Rep. Adam Kinzinger, R-Ill., left, leaves following a House select committee investigating the Jan. 6 attack on the U.S. Capitol hearing at the Capitol in Washington, Tuesday, July 12, 2022.


The House select committee investigating the Jan. 6, 2021, attack on the U.S. Capitol is holding a prime-time hearing Thursday to share its findings about what former President Donald Trump did during the three hours between when the attack began and he finally told his supports to leave.

“We have filled in the blanks,” Rep. Adam Kinzinger, R-Ill., told “Face the Nation” on Sunday. “I can’t necessarily say the motives behind every piece of information that we know we’ll be able to explain, but this is going to open people’s eyes in a big way.”
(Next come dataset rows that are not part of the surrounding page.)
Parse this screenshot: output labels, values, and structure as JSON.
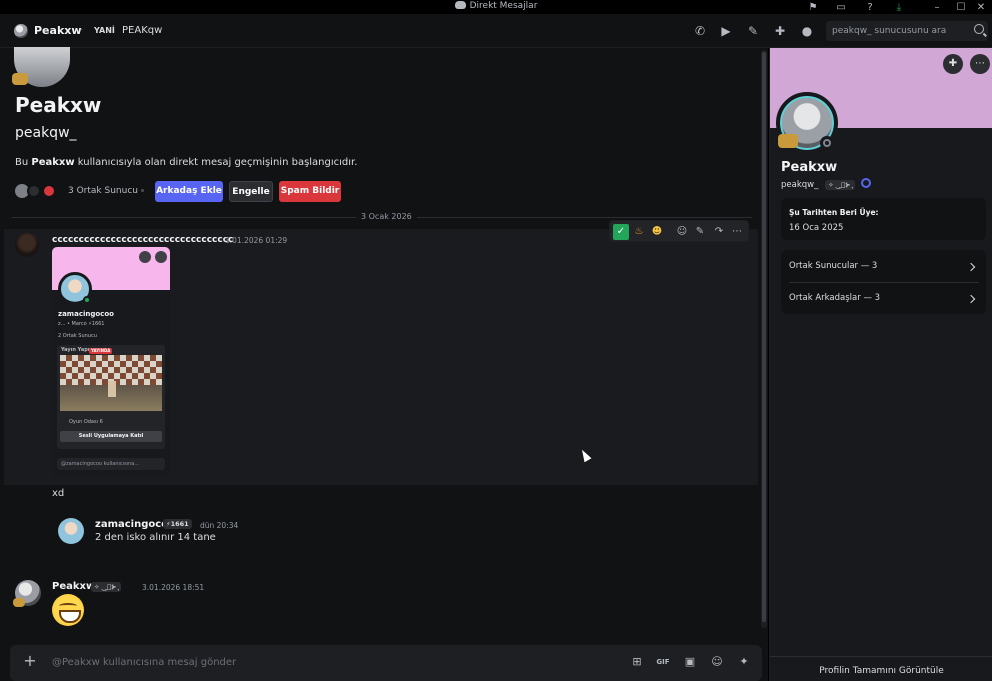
{
  "window": {
    "title": "Direkt Mesajlar"
  },
  "header": {
    "name": "Peakxw",
    "tag": "YANİ",
    "subtitle": "PEAKqw",
    "search_placeholder": "peakqw_ sunucusunu ara"
  },
  "profile_intro": {
    "display_name": "Peakxw",
    "username": "peakqw_",
    "desc_before": "Bu ",
    "desc_bold": "Peakxw",
    "desc_after": " kullanıcısıyla olan direkt mesaj geçmişinin başlangıcıdır.",
    "mutual_servers": "3 Ortak Sunucu",
    "add_friend": "Arkadaş Ekle",
    "block": "Engelle",
    "report_spam": "Spam Bildir"
  },
  "date_divider": "3 Ocak 2026",
  "messages": [
    {
      "author": "cccccccccccccccccccccccccccccccccc",
      "timestamp": "3.01.2026 01:29",
      "embed": {
        "name": "zamacingocoo",
        "line1": "z... • Marco",
        "badge": "1661",
        "mutual": "2 Ortak Sunucu",
        "activity": "Yayın Yapıyor",
        "live": "YAYINDA",
        "voice": "Oyun Odası 6",
        "join_button": "Sesli Uygulamaya Katıl",
        "message_placeholder": "@zamacingocoo kullanıcısına..."
      },
      "text": "xd"
    },
    {
      "author": "zamacingocoo",
      "badge": "1661",
      "timestamp": "dün 20:34",
      "text": "2 den isko alınır 14 tane"
    },
    {
      "author": "Peakxw",
      "badge": "✧ ‿̩͙⊱ ̩͙",
      "timestamp": "3.01.2026 18:51"
    }
  ],
  "composer": {
    "placeholder": "@Peakxw kullanıcısına mesaj gönder"
  },
  "side_panel": {
    "display_name": "Peakxw",
    "username": "peakqw_",
    "user_badge": "✧ ‿̩͙⊱ ̩͙",
    "member_since_label": "Şu Tarihten Beri Üye:",
    "member_since_value": "16 Oca 2025",
    "mutual_servers": "Ortak Sunucular — 3",
    "mutual_friends": "Ortak Arkadaşlar — 3",
    "view_full_profile": "Profilin Tamamını Görüntüle"
  },
  "colors": {
    "blurple": "#5865f2",
    "danger": "#da373c",
    "side_banner": "#d1a7d6",
    "embed_banner": "#f7b7ec",
    "online": "#23a55a"
  }
}
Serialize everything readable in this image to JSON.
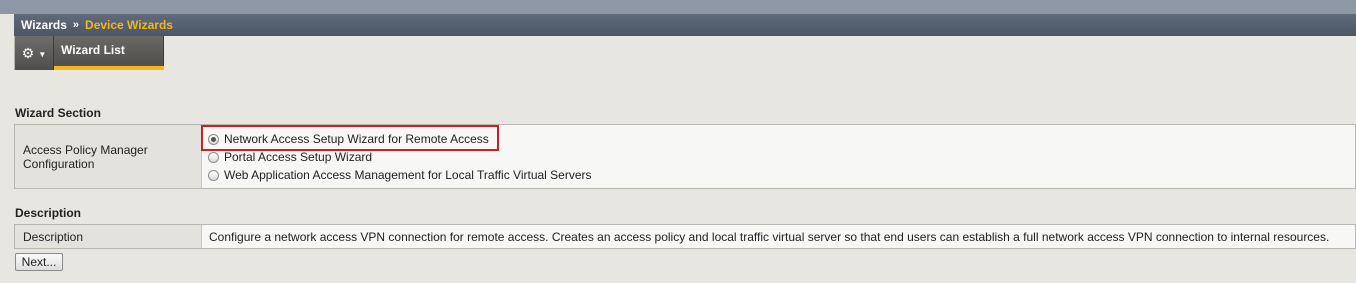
{
  "breadcrumb": {
    "parent": "Wizards",
    "separator": "»",
    "current": "Device Wizards"
  },
  "toolbar": {
    "gear_icon": "gear-icon",
    "tab_label": "Wizard List"
  },
  "wizard_section": {
    "title": "Wizard Section",
    "row_label": "Access Policy Manager Configuration",
    "options": [
      {
        "label": "Network Access Setup Wizard for Remote Access",
        "selected": true
      },
      {
        "label": "Portal Access Setup Wizard",
        "selected": false
      },
      {
        "label": "Web Application Access Management for Local Traffic Virtual Servers",
        "selected": false
      }
    ]
  },
  "description_section": {
    "title": "Description",
    "row_label": "Description",
    "text": "Configure a network access VPN connection for remote access. Creates an access policy and local traffic virtual server so that end users can establish a full network access VPN connection to internal resources."
  },
  "actions": {
    "next_label": "Next..."
  },
  "colors": {
    "titlebar": "#55606f",
    "accent": "#f3b61c",
    "highlight": "#d41c1c"
  }
}
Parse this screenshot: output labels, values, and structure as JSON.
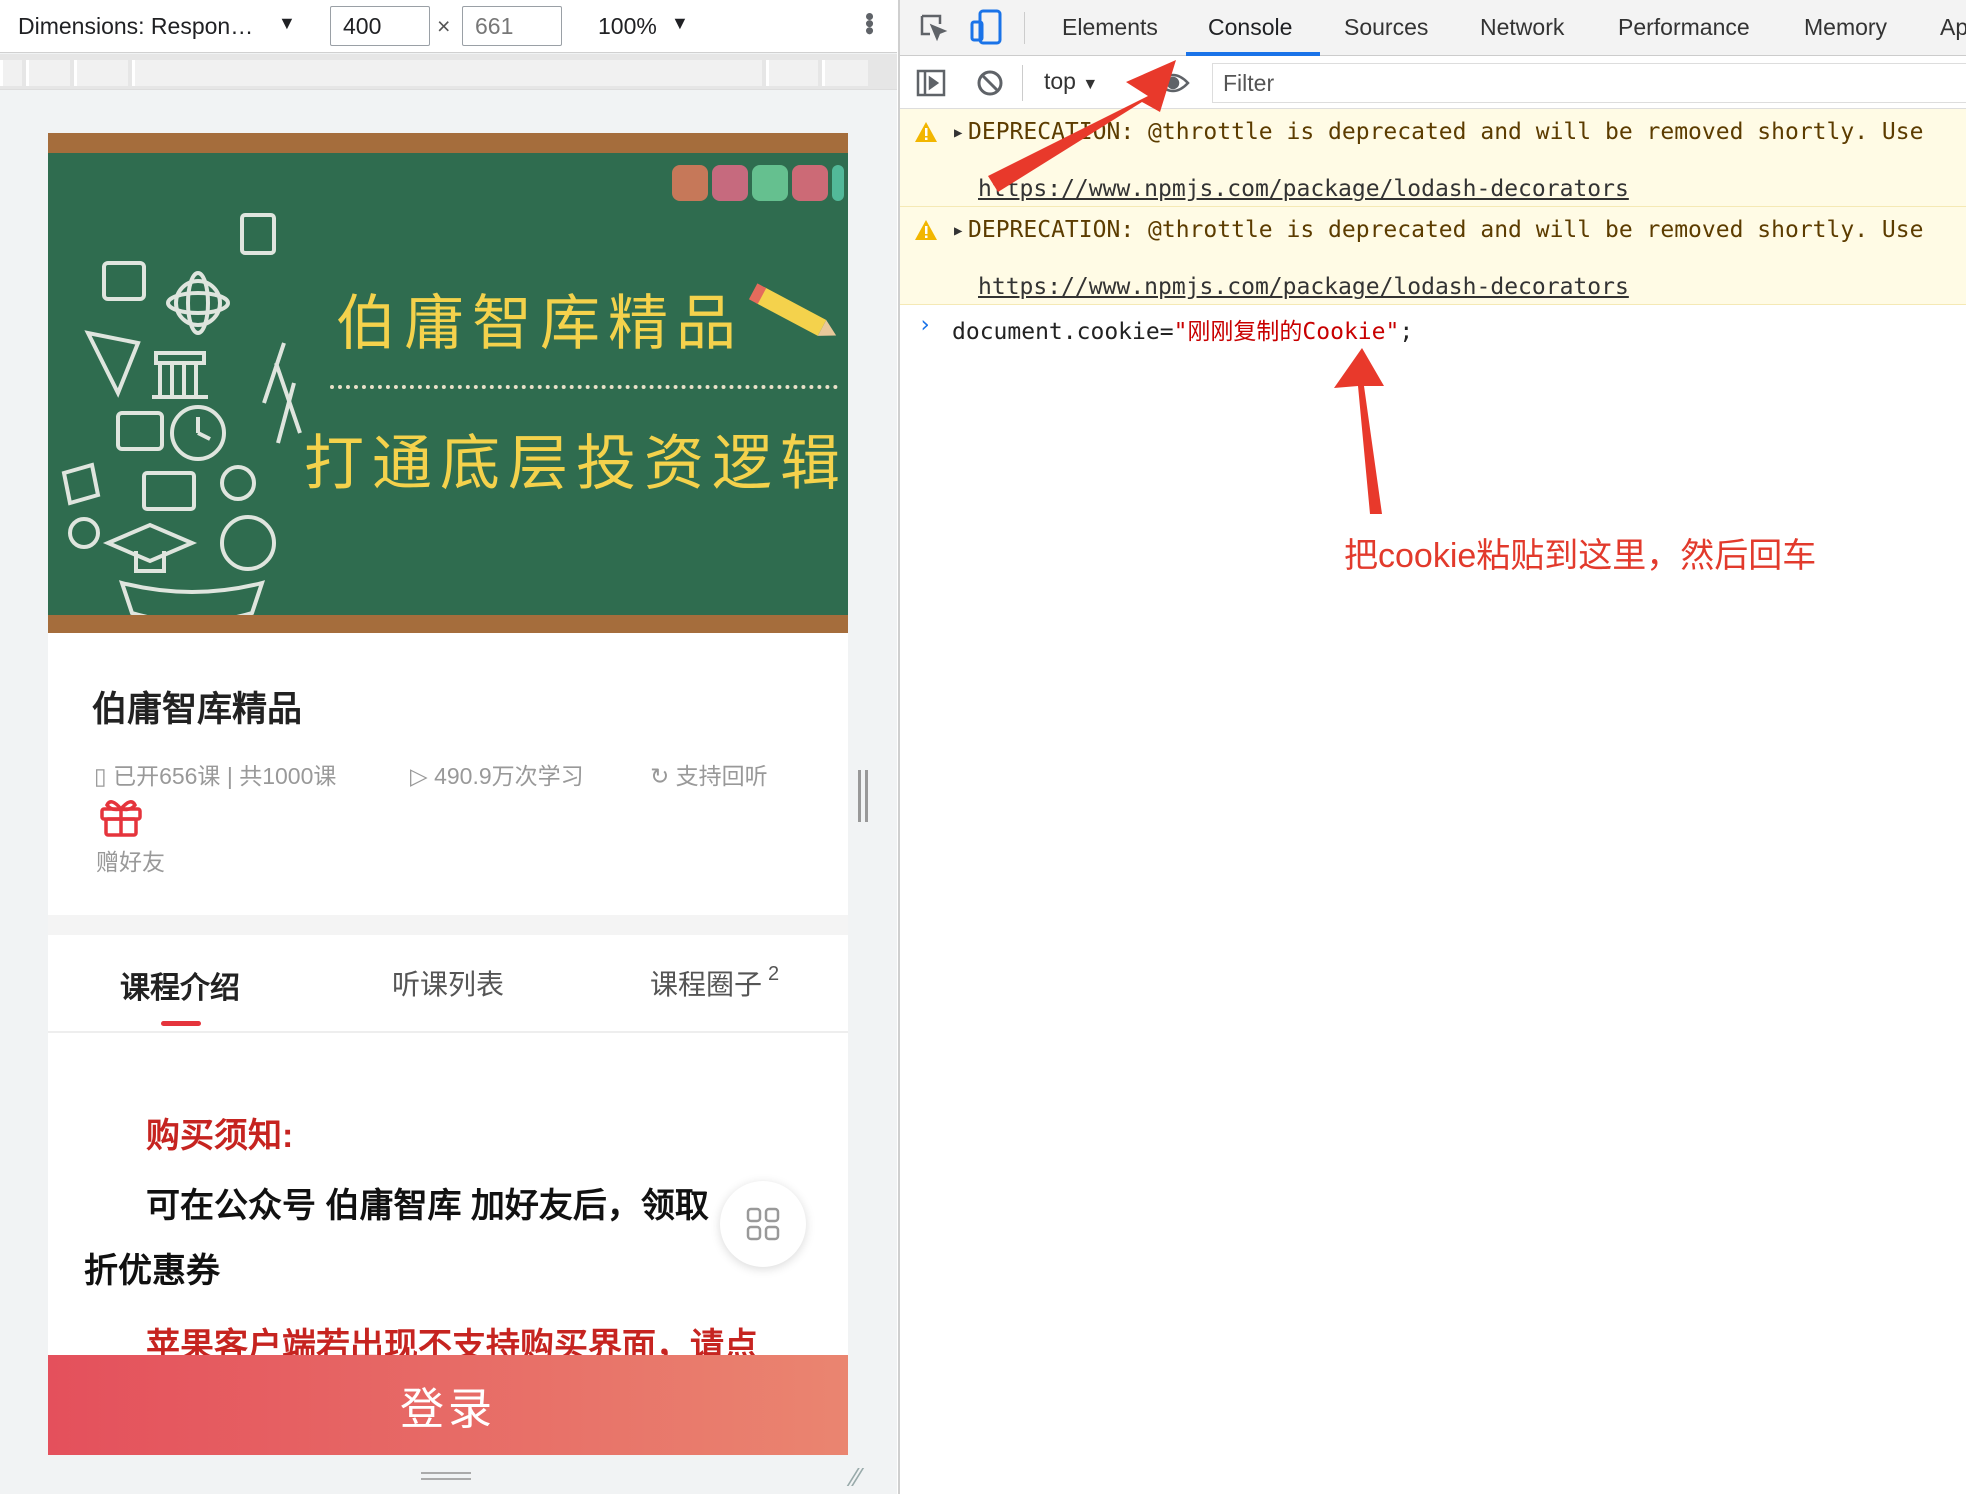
{
  "device_toolbar": {
    "device": "Dimensions: Respon…",
    "width": "400",
    "times": "×",
    "height": "661",
    "zoom": "100%"
  },
  "devtools": {
    "tabs": [
      "Elements",
      "Console",
      "Sources",
      "Network",
      "Performance",
      "Memory",
      "Ap"
    ],
    "active_tab": "Console",
    "context": "top",
    "filter_placeholder": "Filter",
    "messages": [
      {
        "level": "warning",
        "text": "DEPRECATION: @throttle is deprecated and will be removed shortly. Use",
        "link": "https://www.npmjs.com/package/lodash-decorators"
      },
      {
        "level": "warning",
        "text": "DEPRECATION: @throttle is deprecated and will be removed shortly. Use",
        "link": "https://www.npmjs.com/package/lodash-decorators"
      }
    ],
    "command": {
      "prefix": "document.cookie=",
      "string": "\"刚刚复制的Cookie\"",
      "suffix": ";"
    }
  },
  "annotation": "把cookie粘贴到这里，然后回车",
  "page": {
    "banner_line1": "伯庸智库精品",
    "banner_line2": "打通底层投资逻辑",
    "title": "伯庸智库精品",
    "meta_lessons": "已开656课 | 共1000课",
    "meta_views": "490.9万次学习",
    "meta_replay": "支持回听",
    "gift_label": "赠好友",
    "tabs": [
      "课程介绍",
      "听课列表",
      "课程圈子"
    ],
    "tab_badge": "2",
    "content": {
      "notice_title": "购买须知:",
      "line1": "可在公众号 伯庸智库 加好友后，领取",
      "line2": "折优惠券",
      "line3": "苹果客户端若出现不支持购买界面，请点"
    },
    "login_button": "登录"
  },
  "colors": {
    "accent_red": "#e5343c",
    "annotation_red": "#e23a2c",
    "banner_green": "#2f6c4f",
    "banner_text": "#f4d24c",
    "devtools_blue": "#1a73e8",
    "warning_bg": "#fffbe5"
  }
}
Former Trump White House deputy press secretary Sarah Matthews and former Trump National Security Council member Matthew Potting are expected to testify Thursday, according to The Associated Press, and on Friday the select committee subpoenaed Secret Service text messages from Jan. 5 and Jan. 6, 2021, that were believed to have been deleted when devices were replaced.

The committee is debating whether to seek an interview with Trump himself, something Kinzinger wasn’t personally keen on.

“Donald Trump has made it clear that he doesn’t mind not telling the truth, let’s just put that mildly,” he said. “He lies all the time, I wouldn’t put it past him to even lie under oath so I’m not sure what the value is there.”

Trump “didn’t do very much but gleefully watch television” during the time between the attack beginning and his video message asking supporters to go home, Kinzinger said. He said he hoped Republicans would watch the hearing with an open mind.

“I say this to my fellow Republicans: Watch this with an open mind, and is this the kind of strong leader that you think you deserve?” he said.

Earlier this month, leaked audio obtained by Mother Jones found former Trump White House chief strategist Steve Bannon saying on Halloween 2020 that Trump was planning to declare victory whether or not he won.

“After then, Trump never has to go to a voter again,” Bannon allegedly said, according to the leaked audio.

Bannon is facing a trail for contempt of Congress, and jury selection for the trial began Monday in Washington.

Trump remains the leading potential 2024 Republican candidate, with 49% support among primary voters, a recent New York Times-Siena College poll found, but there’s growing anecdotal evidence that some Republicans are ready for someone new.

A Fox News digital segment filmed in Maricopa County, Arizona, this month included interviews with Republican voters who said they liked Trump and his policies but they preferred someone less divisive in 2024. And in a focus group with Trump supporters, Bulwark publisher Sarah Longwell said no one wanted Trump to run again.

“His support is noticeably softer,” Longwell tweeted. Although they believed the hearings were a “witch hunt,” she believed they served as “a reminder to them of how much baggage Trump has. They want someone who can win in 2024 and are increasingly unsure he can.”

Thursday’s hearing, the select committee’s eighth, will be its first prime-time hearing since its first hearing of the year on June 9. Future hearings could be held if the select committee finds new evidence, Kinzinger said, as well as when its final report is released.